**Task data**
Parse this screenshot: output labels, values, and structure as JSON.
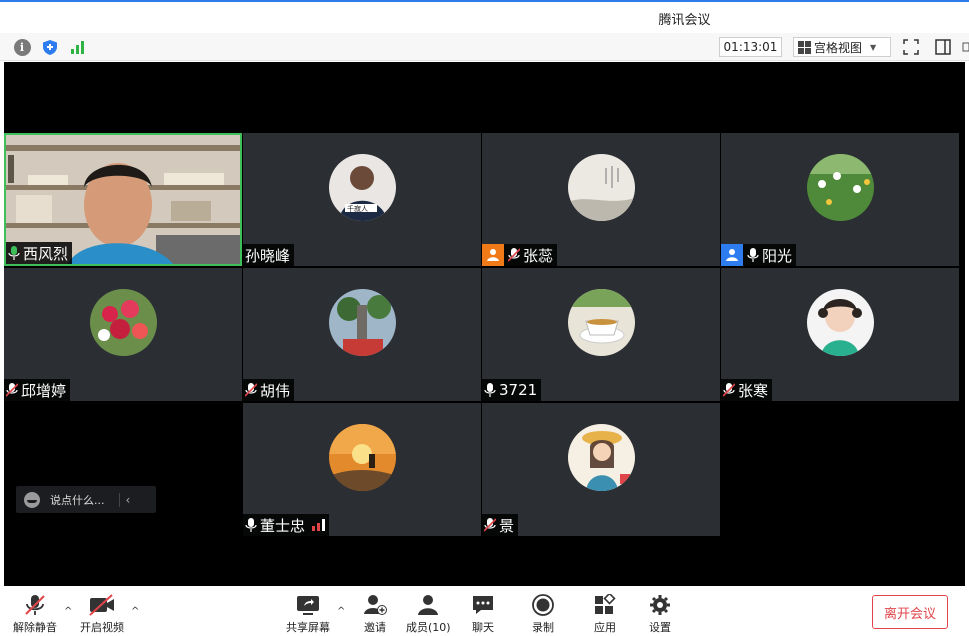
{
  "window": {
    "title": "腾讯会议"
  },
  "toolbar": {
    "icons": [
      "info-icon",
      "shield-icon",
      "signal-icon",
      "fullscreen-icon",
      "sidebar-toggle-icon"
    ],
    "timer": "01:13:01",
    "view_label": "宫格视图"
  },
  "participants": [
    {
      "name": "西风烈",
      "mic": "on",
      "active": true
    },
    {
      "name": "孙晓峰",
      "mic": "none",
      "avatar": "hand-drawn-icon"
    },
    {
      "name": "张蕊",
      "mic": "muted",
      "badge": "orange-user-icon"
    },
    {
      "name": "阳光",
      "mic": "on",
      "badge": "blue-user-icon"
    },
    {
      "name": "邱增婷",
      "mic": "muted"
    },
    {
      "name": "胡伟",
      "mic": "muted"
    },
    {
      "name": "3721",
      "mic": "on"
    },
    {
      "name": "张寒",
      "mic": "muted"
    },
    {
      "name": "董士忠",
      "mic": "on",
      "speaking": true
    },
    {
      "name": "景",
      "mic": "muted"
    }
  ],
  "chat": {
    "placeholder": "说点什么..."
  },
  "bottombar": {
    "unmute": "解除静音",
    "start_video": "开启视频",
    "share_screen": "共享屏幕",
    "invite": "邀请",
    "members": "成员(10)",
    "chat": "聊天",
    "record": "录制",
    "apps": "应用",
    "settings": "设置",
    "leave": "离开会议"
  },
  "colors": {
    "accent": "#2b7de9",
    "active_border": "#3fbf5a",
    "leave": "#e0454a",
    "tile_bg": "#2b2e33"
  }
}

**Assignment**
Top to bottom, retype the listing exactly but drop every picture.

**Exercise response**
Parse this screenshot: output labels, values, and structure as JSON.
{
  "window": {
    "title": "腾讯会议"
  },
  "toolbar": {
    "icons": [
      "info-icon",
      "shield-icon",
      "signal-icon",
      "fullscreen-icon",
      "sidebar-toggle-icon"
    ],
    "timer": "01:13:01",
    "view_label": "宫格视图"
  },
  "participants": [
    {
      "name": "西风烈",
      "mic": "on",
      "active": true
    },
    {
      "name": "孙晓峰",
      "mic": "none",
      "avatar": "hand-drawn-icon"
    },
    {
      "name": "张蕊",
      "mic": "muted",
      "badge": "orange-user-icon"
    },
    {
      "name": "阳光",
      "mic": "on",
      "badge": "blue-user-icon"
    },
    {
      "name": "邱增婷",
      "mic": "muted"
    },
    {
      "name": "胡伟",
      "mic": "muted"
    },
    {
      "name": "3721",
      "mic": "on"
    },
    {
      "name": "张寒",
      "mic": "muted"
    },
    {
      "name": "董士忠",
      "mic": "on",
      "speaking": true
    },
    {
      "name": "景",
      "mic": "muted"
    }
  ],
  "chat": {
    "placeholder": "说点什么..."
  },
  "bottombar": {
    "unmute": "解除静音",
    "start_video": "开启视频",
    "share_screen": "共享屏幕",
    "invite": "邀请",
    "members": "成员(10)",
    "chat": "聊天",
    "record": "录制",
    "apps": "应用",
    "settings": "设置",
    "leave": "离开会议"
  },
  "colors": {
    "accent": "#2b7de9",
    "active_border": "#3fbf5a",
    "leave": "#e0454a",
    "tile_bg": "#2b2e33"
  }
}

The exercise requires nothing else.